Exercise aim: Each line in the records that mentions the word "with" needs to be listed.

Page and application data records
┄┄┄┄┄┄
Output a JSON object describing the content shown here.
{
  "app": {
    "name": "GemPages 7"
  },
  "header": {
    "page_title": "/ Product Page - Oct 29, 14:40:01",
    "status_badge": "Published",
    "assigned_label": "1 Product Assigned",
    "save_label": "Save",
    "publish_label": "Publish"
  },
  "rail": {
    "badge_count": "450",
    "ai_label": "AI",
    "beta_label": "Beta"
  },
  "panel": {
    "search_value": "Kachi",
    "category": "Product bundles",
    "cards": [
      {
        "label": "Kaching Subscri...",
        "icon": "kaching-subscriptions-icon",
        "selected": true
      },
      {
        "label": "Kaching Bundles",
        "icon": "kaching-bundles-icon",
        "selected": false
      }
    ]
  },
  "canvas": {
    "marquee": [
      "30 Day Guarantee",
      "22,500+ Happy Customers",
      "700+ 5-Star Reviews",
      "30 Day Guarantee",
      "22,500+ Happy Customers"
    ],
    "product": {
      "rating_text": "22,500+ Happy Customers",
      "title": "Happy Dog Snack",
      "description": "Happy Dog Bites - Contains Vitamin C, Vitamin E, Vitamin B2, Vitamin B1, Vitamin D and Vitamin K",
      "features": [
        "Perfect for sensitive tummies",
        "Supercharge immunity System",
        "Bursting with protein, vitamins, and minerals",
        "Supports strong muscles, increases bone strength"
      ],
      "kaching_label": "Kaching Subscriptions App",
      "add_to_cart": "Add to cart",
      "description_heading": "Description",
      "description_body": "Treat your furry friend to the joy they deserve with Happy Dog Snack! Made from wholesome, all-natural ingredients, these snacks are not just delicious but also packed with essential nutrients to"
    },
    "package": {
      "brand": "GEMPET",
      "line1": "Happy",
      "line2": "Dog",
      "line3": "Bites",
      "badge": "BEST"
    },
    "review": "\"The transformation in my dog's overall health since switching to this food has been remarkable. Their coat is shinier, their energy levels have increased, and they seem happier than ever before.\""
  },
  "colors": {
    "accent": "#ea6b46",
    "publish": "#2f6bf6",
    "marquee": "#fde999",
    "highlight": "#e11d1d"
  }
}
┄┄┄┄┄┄
Answer area:
        "Bursting with protein, vitamins, and minerals",
      "description_body": "Treat your furry friend to the joy they deserve with Happy Dog Snack! Made from wholesome, all-natural ingredients, these snacks are not just delicious but also packed with essential nutrients to"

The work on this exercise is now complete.